Justice system still failing abuse victims
It is difficult to realise the horror that Karen Taggart must have felt when she realised that a male colleague had been photographing her in the work bathroom. It was a particularly vile form of voyeurism, demeaning and invasive.
Little wonder that she was later to suffer from post-traumatic stress disorder, afraid even to leave her home alone and ever suspicious when she enters public toilets or changing rooms.
She very courageously has waived her right to anonymity to spell out the full scale of the trauma inflicted on her.
It was so severe that she dreaded going to court to give evidence because of the ordeal she felt she would endure in the witness box, even though she was the victim, had done nothing wrong, and wasn't even aware that a crime had been committed until informed by police.
That is a feeling many women who have been subjected to harassment, sexual abuse or even rape can empathise with.
They feel that if a case goes to court they - the wronged - are the ones in the dock, not the actual perpetrator.
In this case the perpetrator pleaded guilty, saving her from giving evidence, but her determination to see the case through and to tell her story may encourage other women who have undergone similar ordeals to come forward and tell police what happened.
As we have seen with the allegations levelled against Hollywood producer Harvey Weinstein, once someone is brave enough to point the finger of blame, the dam of silence is breached and other women are empowered to take on men who thought they were untouchable.
We have seen other accusations levelled at stars of the magnitude of Dustin Hoffman and Kevin Spacey, although it must be stressed in all cases these are claims, without anything yet being proved in court.
But what these cases prove is that women no longer feel the need to cower out of the limelight, afraid that they will not be believed when they identify their abusers.

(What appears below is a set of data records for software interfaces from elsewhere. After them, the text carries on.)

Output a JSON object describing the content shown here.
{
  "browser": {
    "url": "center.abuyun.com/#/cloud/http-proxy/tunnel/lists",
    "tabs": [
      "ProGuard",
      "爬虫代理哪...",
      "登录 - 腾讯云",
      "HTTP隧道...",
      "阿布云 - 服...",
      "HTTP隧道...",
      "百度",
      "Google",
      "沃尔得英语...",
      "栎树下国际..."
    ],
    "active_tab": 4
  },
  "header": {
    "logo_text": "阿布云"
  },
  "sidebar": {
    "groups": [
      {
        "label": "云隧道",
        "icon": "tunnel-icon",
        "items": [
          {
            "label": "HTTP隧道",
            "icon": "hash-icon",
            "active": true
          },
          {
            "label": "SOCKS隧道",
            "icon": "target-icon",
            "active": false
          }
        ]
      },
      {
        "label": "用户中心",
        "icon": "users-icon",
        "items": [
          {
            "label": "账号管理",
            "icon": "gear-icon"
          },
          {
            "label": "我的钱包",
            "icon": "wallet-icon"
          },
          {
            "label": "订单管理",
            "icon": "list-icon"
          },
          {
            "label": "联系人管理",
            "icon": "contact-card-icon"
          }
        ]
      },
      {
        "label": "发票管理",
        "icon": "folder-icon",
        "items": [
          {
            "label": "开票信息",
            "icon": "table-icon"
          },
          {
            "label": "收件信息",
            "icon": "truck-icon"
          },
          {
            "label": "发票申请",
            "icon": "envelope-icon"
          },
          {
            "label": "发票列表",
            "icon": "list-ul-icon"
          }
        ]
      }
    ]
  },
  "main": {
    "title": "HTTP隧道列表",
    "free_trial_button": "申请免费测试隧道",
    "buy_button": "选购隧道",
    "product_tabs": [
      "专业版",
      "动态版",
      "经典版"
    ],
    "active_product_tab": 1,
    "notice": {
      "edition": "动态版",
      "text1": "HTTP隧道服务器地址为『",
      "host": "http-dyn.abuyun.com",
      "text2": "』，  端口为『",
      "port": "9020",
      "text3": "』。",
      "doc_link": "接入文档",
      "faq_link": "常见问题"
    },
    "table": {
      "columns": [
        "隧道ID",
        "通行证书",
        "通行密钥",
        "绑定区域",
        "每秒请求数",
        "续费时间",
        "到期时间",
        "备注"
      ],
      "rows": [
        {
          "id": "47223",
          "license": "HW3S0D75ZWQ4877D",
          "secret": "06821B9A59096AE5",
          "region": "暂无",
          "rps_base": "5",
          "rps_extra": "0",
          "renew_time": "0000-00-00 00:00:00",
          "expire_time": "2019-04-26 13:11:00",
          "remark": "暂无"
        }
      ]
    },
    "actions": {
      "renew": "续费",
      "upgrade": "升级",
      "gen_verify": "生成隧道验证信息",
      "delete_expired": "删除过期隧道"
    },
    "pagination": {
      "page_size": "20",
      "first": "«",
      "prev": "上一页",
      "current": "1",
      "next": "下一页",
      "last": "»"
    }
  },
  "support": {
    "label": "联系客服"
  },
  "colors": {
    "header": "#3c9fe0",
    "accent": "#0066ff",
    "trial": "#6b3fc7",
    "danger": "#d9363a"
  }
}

Karen also makes a pertinent point about how victims often feel the justice system is weighted against them. And it does seem somewhat unjust that she is not entitled to any compensation because she was not physically touched, even if the crime had a profound mental impact on her.
Abuse does not have to be physical to be invasive or traumatic, and she is right - this area of law should be re-examined.